- _Exercise details_: Answer with a single number, the count of lines in the material below that contain the word "value".
(Supplied entries Opens)
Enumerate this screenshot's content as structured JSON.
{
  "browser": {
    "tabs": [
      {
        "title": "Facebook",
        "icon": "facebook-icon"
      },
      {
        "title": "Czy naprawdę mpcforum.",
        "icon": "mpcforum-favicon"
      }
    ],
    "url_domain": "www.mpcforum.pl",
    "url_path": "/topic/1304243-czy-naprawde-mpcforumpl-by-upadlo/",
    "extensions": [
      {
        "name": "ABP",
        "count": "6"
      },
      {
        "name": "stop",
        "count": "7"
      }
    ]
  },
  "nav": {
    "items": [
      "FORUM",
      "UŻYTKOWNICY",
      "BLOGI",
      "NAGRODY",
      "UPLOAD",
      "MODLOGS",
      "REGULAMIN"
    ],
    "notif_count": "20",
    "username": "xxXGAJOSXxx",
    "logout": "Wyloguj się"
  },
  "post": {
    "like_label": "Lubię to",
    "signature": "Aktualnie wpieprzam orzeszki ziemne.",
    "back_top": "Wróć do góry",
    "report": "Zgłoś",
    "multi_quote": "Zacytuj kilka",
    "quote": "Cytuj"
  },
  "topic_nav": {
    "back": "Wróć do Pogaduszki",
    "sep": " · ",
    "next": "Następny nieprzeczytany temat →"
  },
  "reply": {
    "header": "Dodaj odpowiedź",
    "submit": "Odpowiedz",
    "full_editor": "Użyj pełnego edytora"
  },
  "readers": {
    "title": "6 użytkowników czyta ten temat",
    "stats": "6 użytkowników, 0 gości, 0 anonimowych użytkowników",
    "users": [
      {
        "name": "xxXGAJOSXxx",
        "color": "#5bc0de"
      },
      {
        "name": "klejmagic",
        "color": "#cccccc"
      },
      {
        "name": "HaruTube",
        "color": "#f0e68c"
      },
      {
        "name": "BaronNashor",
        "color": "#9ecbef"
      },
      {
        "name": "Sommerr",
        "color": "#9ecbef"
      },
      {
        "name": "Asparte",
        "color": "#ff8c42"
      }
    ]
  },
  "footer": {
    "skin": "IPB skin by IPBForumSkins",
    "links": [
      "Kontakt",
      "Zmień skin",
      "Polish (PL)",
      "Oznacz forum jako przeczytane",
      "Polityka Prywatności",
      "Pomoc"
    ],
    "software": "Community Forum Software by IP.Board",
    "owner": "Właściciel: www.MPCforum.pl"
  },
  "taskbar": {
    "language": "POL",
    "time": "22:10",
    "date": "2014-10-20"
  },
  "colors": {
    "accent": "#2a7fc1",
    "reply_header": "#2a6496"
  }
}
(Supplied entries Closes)
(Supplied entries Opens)
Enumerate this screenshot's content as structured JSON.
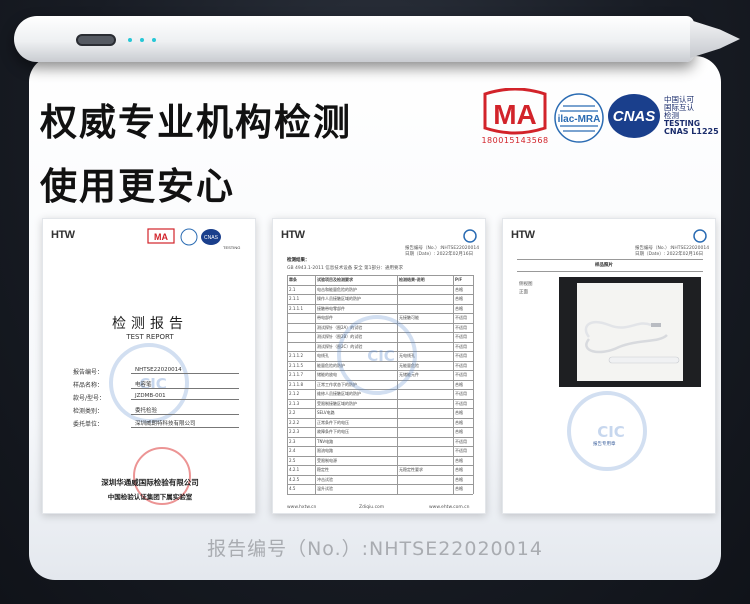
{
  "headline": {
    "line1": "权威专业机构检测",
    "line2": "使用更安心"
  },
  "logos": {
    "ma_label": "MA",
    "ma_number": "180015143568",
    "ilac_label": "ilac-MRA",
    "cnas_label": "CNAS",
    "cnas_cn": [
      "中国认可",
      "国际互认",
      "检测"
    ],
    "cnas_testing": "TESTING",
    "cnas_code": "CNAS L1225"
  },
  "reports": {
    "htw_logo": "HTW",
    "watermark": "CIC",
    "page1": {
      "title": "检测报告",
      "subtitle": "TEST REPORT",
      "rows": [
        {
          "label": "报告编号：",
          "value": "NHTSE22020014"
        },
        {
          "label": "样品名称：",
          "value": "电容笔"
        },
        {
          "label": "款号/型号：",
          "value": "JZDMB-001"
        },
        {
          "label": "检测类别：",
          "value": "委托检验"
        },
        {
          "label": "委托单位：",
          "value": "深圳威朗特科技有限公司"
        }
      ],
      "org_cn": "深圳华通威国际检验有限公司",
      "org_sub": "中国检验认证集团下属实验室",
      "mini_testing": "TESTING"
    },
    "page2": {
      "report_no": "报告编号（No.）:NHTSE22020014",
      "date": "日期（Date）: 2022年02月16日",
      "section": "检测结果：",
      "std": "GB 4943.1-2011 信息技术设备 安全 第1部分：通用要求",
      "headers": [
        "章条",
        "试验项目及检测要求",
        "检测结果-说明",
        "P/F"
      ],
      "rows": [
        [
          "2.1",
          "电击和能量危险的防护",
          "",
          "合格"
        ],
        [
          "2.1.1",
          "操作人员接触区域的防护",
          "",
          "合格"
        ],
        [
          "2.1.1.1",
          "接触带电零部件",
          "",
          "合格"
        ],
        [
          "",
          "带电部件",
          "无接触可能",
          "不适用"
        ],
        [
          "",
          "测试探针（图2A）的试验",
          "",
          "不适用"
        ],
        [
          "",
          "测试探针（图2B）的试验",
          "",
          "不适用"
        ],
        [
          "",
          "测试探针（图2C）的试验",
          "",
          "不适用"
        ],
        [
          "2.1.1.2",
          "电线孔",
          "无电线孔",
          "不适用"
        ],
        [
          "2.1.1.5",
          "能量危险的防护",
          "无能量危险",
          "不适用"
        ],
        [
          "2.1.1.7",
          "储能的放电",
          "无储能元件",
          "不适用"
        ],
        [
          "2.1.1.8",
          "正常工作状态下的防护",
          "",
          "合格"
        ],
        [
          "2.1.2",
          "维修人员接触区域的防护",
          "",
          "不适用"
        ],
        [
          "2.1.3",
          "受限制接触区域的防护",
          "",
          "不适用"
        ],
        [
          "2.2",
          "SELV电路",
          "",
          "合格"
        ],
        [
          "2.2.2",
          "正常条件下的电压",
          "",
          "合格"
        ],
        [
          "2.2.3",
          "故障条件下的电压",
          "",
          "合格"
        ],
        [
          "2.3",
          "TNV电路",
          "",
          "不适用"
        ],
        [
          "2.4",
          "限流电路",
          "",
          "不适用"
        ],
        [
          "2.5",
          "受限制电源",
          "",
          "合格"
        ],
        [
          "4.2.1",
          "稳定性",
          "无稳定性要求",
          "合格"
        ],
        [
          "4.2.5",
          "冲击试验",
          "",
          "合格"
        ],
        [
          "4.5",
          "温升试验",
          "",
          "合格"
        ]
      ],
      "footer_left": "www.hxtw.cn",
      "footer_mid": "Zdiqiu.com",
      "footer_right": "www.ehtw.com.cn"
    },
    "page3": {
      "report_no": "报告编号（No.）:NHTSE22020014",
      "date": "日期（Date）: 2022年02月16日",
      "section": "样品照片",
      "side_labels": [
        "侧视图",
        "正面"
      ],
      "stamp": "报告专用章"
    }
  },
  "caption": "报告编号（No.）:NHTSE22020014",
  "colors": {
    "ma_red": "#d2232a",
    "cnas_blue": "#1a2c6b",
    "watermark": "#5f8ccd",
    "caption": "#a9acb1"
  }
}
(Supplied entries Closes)
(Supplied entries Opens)
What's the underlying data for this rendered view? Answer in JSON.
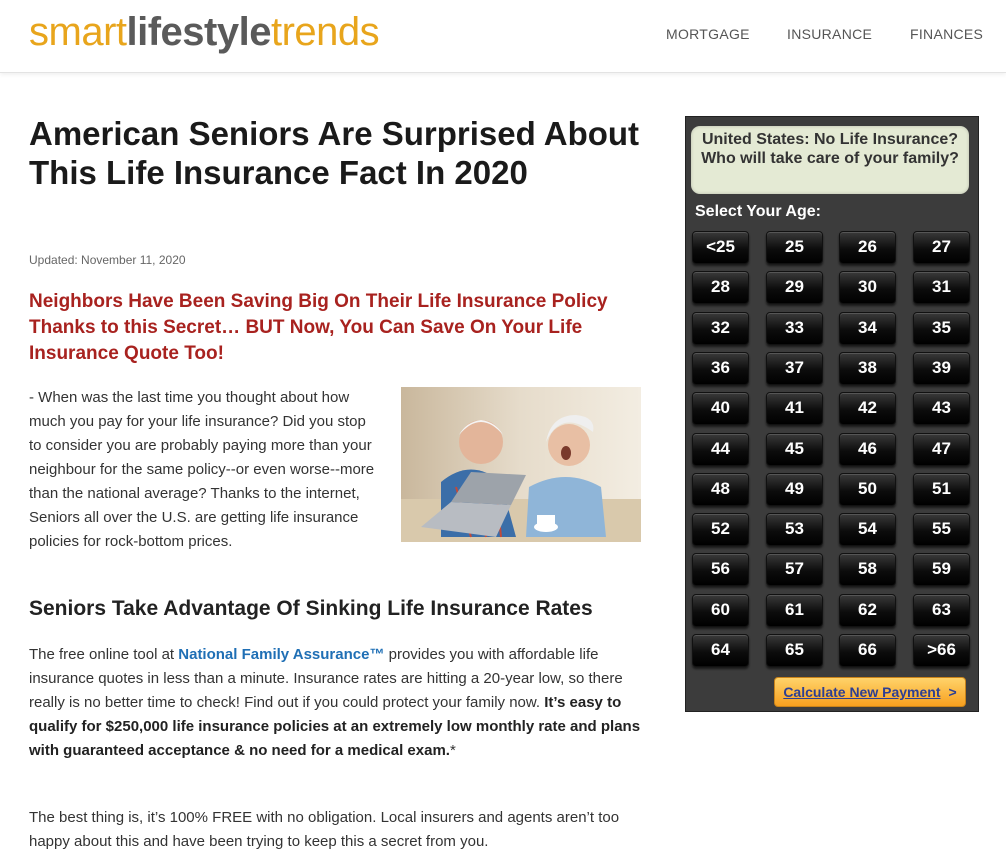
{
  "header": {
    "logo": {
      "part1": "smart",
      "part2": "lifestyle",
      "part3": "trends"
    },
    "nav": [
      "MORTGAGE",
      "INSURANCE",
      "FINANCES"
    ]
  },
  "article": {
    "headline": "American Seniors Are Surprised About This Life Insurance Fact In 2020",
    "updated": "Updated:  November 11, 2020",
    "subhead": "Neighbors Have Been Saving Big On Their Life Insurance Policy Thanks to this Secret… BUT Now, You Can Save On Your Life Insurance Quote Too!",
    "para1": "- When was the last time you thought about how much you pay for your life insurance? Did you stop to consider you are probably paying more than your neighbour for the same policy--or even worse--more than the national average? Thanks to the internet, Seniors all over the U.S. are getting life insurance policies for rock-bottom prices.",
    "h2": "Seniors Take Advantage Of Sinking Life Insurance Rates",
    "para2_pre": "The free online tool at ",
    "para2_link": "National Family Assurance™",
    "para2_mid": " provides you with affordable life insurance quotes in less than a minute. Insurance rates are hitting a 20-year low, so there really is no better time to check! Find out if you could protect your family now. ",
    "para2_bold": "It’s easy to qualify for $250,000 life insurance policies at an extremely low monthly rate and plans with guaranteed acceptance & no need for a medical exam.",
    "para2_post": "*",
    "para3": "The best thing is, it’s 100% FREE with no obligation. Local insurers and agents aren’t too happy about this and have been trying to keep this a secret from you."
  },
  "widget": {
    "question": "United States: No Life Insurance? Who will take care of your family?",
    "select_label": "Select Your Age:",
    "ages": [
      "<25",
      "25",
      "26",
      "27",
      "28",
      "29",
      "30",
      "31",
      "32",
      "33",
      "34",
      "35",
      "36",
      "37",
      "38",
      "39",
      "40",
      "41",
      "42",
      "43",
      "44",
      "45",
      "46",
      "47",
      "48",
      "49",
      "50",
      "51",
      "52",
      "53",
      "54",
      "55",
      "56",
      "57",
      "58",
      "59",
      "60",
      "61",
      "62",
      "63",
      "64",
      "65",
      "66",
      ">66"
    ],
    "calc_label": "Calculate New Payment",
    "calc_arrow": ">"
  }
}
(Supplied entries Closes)
- _Expected output_: 5